[[ Task inputs, beginning ]]
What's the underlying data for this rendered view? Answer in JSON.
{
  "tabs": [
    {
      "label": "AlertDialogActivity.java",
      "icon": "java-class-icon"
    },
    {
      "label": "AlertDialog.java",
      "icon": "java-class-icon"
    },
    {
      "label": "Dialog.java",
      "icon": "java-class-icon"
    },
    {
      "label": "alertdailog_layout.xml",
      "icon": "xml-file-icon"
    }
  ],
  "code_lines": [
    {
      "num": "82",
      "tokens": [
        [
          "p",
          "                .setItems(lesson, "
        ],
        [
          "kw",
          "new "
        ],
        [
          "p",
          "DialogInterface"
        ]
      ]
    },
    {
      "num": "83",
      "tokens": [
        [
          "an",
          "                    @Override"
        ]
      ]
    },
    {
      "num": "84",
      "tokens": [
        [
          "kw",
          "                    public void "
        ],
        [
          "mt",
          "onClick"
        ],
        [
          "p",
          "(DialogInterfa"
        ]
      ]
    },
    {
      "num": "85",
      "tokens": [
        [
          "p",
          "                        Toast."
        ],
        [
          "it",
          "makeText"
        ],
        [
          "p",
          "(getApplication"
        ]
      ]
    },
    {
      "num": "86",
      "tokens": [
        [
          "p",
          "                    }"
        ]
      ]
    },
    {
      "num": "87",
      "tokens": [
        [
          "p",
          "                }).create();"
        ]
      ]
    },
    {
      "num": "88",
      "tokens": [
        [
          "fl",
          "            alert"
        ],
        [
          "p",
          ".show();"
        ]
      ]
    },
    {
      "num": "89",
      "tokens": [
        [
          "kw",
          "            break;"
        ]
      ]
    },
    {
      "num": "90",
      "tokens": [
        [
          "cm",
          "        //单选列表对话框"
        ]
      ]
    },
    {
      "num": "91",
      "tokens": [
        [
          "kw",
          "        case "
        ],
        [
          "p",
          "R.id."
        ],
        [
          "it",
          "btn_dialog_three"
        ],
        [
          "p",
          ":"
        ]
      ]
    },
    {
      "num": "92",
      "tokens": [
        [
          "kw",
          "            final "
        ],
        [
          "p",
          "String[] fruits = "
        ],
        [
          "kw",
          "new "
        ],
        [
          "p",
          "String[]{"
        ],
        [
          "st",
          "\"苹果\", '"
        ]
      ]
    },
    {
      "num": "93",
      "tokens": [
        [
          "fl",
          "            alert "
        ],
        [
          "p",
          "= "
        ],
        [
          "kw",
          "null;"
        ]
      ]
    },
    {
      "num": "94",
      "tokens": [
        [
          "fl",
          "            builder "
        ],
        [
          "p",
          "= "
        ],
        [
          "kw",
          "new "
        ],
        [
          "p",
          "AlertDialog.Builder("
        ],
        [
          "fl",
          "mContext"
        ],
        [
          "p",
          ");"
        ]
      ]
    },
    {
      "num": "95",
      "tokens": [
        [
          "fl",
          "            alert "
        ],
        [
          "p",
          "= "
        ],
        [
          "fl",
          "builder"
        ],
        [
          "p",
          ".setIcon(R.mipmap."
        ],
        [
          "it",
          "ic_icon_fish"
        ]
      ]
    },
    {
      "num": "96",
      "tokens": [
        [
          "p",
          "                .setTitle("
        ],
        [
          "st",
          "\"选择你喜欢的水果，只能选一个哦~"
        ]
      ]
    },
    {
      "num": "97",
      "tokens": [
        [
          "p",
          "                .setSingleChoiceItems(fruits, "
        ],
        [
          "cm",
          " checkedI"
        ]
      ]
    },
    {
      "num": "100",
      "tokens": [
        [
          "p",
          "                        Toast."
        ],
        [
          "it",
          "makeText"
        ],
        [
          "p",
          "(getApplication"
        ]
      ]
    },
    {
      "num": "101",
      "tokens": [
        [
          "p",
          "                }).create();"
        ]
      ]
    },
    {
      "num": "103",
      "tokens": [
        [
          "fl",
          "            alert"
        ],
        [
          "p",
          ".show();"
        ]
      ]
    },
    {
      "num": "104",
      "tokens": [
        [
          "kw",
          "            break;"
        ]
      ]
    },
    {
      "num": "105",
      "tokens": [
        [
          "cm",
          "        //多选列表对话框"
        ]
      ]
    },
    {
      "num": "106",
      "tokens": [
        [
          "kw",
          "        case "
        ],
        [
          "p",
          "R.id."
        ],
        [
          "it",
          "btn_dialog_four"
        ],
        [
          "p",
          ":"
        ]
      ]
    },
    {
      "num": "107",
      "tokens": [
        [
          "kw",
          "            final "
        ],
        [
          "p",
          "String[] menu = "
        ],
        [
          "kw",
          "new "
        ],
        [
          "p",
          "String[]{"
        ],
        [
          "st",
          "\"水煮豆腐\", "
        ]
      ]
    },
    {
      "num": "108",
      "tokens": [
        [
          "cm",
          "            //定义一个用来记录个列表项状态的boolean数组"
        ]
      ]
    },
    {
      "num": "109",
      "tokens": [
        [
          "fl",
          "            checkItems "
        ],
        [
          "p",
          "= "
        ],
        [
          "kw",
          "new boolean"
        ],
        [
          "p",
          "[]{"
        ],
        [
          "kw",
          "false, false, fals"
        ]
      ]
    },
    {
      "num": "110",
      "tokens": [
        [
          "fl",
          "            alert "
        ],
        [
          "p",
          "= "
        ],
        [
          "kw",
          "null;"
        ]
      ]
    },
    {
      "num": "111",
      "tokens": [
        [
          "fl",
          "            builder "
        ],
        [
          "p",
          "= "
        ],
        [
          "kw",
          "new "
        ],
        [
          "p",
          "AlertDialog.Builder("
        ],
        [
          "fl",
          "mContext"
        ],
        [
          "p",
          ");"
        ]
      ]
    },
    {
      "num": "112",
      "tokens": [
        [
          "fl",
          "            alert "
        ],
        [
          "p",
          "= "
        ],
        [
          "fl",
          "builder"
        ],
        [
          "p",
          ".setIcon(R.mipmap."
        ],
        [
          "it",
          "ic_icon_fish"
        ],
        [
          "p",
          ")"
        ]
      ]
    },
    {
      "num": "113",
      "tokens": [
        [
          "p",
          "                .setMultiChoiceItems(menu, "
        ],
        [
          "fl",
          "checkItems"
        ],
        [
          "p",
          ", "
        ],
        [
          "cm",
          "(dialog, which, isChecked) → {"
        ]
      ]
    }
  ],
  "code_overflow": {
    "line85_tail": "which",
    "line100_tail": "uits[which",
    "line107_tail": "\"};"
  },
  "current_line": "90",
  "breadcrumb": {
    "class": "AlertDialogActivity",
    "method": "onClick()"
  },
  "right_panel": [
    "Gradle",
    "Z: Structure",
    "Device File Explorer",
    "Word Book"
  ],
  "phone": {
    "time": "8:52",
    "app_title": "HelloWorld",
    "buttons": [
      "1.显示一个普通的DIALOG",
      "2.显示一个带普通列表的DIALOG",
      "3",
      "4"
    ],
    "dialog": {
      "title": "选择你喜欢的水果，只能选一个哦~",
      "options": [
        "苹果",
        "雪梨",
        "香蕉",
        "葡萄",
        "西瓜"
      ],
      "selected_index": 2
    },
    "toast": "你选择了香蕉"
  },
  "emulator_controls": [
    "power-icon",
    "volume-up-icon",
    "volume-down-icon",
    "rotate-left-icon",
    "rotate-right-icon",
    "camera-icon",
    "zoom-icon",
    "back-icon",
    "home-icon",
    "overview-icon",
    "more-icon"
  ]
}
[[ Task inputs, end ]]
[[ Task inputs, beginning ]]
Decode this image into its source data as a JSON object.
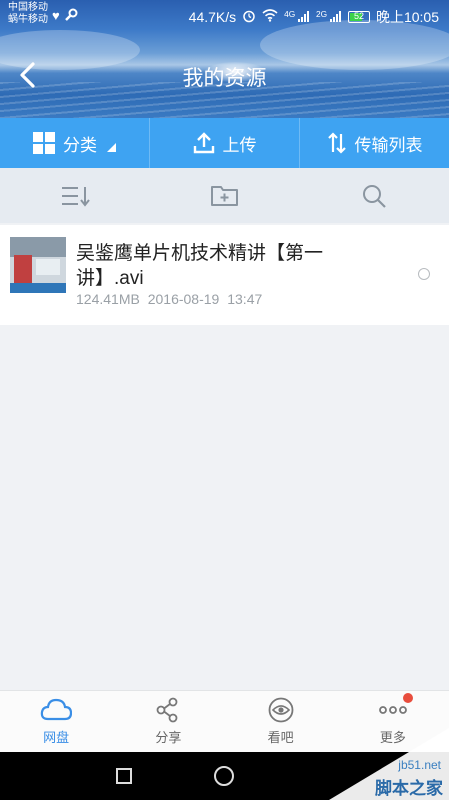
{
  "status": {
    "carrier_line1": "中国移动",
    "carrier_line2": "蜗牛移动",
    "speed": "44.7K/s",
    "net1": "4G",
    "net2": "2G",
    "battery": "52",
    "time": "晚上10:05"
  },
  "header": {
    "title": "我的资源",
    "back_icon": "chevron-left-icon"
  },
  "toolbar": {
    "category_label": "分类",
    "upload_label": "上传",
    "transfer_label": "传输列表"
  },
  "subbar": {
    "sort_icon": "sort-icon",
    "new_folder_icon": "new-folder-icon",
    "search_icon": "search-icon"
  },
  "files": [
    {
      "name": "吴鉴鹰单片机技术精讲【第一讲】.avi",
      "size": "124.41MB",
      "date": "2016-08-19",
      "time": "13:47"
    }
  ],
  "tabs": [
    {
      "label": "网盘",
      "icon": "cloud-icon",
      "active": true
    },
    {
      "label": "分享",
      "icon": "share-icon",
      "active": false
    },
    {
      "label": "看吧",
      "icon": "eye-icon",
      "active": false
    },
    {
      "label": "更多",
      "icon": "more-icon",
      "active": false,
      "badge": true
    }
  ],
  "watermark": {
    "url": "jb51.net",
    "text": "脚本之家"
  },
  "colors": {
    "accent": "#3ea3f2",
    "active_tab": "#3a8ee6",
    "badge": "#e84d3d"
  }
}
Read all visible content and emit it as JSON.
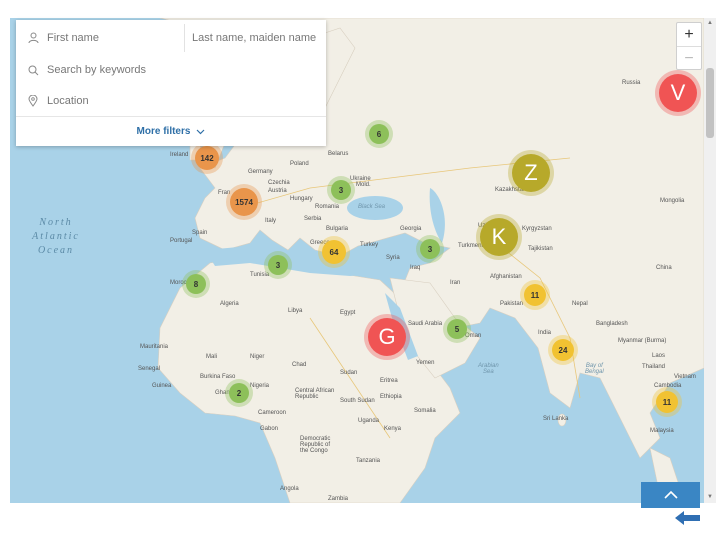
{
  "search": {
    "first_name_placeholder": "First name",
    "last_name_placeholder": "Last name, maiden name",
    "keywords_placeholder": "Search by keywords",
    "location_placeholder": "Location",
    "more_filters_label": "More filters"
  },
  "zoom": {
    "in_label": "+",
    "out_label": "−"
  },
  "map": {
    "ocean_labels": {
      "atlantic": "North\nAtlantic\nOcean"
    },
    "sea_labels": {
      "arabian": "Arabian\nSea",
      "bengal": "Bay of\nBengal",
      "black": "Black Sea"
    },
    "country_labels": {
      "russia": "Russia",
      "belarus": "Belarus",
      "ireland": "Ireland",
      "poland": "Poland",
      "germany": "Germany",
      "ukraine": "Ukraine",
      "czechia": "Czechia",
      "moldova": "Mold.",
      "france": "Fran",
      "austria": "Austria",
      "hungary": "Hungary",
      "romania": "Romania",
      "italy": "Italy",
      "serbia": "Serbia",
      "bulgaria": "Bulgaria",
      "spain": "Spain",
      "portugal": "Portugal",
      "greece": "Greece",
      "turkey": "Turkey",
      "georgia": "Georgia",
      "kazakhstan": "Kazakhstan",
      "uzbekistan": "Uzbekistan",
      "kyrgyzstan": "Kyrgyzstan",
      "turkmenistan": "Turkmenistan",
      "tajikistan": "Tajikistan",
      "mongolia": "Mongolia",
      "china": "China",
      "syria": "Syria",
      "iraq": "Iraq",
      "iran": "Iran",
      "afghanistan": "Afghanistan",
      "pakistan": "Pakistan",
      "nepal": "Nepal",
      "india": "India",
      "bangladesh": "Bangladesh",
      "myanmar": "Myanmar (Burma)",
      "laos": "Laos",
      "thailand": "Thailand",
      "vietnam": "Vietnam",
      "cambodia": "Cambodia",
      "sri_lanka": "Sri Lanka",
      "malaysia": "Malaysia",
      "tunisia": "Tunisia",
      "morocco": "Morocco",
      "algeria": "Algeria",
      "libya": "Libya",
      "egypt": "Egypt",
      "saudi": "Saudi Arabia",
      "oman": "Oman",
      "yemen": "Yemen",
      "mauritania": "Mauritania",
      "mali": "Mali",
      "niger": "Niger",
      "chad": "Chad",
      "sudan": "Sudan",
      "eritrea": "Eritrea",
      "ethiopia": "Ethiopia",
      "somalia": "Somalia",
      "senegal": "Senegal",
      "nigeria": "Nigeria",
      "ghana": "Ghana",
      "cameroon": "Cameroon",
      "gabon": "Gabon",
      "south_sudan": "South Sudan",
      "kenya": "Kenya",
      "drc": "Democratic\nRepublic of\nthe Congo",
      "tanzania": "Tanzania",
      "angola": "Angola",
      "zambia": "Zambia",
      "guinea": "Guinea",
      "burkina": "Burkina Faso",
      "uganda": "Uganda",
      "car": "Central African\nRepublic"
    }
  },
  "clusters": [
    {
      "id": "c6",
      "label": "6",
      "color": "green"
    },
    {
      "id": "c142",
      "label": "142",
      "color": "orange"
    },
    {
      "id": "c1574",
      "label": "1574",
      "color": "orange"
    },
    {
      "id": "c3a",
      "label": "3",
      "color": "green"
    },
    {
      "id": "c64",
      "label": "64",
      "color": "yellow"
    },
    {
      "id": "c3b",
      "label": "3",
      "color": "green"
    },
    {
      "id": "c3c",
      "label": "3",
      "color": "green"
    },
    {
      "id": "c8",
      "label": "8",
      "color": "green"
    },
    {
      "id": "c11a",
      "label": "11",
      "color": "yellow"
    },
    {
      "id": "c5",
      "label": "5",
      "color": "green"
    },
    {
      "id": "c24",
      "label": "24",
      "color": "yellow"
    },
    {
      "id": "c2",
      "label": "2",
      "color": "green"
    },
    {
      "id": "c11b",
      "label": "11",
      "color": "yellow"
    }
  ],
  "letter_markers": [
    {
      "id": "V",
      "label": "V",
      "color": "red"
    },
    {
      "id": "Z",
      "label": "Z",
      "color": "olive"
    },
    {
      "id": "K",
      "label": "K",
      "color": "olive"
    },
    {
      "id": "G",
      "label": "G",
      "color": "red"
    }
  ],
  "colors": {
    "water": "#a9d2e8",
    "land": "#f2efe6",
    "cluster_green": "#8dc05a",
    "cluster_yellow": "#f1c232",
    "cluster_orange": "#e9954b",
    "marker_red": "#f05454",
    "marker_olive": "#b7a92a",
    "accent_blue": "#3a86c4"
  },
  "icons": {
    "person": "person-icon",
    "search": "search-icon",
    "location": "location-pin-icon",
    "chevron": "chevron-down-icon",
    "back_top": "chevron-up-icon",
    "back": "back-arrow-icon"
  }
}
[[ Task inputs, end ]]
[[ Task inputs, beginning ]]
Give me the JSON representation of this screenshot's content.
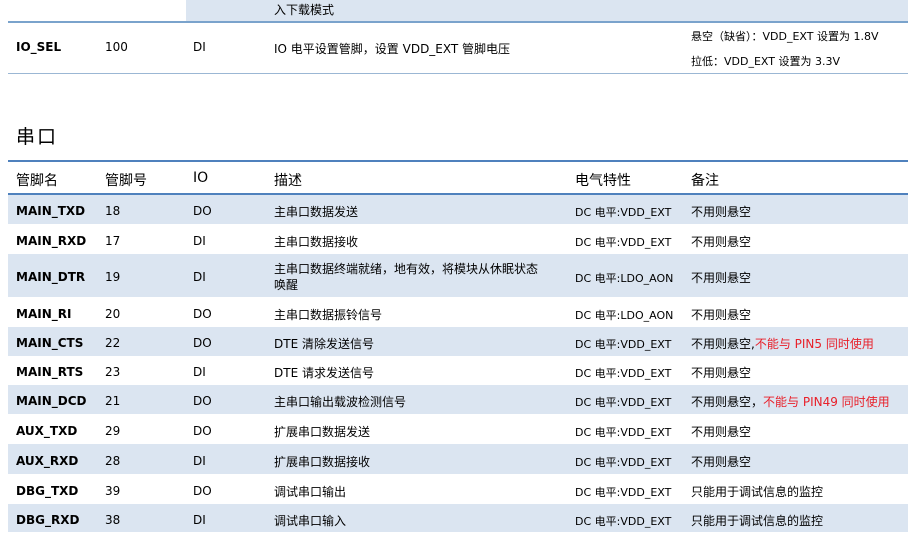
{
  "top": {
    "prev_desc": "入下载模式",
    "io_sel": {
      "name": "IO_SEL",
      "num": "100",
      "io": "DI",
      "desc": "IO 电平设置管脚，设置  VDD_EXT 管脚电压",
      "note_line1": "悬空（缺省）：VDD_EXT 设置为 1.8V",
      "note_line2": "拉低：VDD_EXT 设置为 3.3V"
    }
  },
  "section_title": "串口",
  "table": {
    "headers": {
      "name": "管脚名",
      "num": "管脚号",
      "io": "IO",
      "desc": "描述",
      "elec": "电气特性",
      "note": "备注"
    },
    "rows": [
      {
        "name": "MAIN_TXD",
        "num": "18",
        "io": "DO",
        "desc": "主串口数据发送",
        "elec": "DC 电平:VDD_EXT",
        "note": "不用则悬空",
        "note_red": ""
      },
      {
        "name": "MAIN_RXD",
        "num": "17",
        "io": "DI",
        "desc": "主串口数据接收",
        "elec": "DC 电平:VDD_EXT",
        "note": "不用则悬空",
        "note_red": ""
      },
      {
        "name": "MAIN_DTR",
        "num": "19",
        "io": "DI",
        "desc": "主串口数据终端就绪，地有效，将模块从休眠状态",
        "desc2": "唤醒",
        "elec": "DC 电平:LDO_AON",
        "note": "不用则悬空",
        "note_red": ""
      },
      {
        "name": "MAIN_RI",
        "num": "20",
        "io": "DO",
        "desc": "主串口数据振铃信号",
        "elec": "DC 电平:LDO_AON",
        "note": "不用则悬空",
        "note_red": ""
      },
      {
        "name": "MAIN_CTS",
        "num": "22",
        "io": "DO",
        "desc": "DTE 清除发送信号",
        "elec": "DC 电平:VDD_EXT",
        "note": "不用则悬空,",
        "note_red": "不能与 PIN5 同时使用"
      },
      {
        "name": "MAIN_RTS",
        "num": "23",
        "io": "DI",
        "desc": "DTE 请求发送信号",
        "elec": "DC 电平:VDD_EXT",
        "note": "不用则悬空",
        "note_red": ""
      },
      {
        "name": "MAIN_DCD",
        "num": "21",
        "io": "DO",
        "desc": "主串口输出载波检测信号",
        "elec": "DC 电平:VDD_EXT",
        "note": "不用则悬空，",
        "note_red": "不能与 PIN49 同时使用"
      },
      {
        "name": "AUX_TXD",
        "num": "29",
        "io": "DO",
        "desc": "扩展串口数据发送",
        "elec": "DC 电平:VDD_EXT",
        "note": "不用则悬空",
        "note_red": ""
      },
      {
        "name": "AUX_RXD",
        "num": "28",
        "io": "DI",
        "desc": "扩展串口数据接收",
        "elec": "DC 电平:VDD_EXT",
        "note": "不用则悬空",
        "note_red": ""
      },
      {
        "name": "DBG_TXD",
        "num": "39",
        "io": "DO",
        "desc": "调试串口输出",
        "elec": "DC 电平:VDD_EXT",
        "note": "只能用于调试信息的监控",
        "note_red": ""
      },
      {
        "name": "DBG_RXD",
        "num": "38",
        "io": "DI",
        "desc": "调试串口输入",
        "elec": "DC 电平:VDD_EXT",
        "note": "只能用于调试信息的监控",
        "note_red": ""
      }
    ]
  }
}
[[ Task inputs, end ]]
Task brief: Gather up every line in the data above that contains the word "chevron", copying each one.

Response:
    "back_icon": "chevron-left-icon"
    "chevron": "chevron-down-icon",
    "back_top": "chevron-up-icon",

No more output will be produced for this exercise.